[WORK REQUIRED]
Indicate only the number of lines in the listing below in which the word "Контроллеры" appears.

[DATA PROVIDED]
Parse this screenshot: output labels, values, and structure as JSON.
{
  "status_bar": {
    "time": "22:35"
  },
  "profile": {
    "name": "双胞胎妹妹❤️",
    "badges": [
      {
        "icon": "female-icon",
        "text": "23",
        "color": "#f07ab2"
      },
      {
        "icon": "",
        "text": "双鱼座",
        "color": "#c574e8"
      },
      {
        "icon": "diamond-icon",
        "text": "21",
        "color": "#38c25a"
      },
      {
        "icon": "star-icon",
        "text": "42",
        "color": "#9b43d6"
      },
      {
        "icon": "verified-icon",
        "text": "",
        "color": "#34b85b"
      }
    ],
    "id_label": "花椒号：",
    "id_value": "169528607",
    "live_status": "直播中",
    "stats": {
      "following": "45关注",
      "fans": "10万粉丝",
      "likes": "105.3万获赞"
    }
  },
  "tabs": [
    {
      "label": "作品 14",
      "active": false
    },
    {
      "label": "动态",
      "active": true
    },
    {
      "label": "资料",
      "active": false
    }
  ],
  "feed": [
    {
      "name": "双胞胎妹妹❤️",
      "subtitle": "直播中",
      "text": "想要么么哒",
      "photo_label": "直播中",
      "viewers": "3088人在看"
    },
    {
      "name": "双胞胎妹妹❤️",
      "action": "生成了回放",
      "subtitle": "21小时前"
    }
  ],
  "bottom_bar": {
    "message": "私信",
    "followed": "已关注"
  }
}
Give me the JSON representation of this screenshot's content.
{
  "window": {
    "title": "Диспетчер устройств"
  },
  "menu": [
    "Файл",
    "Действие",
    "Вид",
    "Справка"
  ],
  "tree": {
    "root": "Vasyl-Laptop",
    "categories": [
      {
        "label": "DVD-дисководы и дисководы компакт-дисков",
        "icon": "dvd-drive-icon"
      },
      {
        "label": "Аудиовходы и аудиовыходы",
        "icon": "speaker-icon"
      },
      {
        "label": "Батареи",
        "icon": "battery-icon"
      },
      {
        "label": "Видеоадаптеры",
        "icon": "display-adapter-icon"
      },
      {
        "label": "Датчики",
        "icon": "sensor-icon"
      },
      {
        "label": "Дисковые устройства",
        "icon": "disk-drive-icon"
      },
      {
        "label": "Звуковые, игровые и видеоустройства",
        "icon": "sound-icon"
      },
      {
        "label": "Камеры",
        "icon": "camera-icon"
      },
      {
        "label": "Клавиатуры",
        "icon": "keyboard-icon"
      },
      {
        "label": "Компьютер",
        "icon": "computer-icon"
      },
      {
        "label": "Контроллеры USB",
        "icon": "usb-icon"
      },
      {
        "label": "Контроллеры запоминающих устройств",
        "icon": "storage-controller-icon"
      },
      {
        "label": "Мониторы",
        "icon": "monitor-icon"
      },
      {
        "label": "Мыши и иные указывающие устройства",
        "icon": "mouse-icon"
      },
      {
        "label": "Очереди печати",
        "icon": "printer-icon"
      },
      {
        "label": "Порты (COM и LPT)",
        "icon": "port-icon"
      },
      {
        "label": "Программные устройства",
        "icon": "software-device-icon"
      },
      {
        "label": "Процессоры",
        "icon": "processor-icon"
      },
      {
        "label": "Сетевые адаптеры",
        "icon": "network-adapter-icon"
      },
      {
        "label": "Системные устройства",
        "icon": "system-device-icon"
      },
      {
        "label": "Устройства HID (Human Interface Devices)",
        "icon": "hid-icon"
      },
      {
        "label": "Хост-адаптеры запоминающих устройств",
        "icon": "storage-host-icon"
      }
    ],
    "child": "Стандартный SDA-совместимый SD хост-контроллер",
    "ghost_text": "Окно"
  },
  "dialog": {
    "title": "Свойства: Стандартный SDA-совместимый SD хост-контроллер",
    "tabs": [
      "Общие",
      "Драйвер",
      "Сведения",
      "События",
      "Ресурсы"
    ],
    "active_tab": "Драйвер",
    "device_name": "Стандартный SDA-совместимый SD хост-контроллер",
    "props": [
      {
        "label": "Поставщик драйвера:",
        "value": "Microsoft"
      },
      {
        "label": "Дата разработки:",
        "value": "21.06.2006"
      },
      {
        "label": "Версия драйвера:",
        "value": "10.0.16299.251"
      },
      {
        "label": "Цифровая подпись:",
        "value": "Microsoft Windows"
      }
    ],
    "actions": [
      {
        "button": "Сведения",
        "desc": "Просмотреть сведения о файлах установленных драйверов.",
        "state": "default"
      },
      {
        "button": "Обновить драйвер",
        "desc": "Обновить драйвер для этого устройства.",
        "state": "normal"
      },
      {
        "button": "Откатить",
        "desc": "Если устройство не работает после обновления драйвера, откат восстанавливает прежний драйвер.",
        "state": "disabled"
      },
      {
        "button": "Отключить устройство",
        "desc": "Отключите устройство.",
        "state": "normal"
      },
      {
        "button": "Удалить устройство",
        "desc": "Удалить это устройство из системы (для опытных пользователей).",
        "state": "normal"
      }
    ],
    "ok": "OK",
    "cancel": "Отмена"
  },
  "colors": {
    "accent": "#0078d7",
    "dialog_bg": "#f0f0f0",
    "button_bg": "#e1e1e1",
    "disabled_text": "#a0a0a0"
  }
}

[RESPONSE TO THIS EXERCISE]
2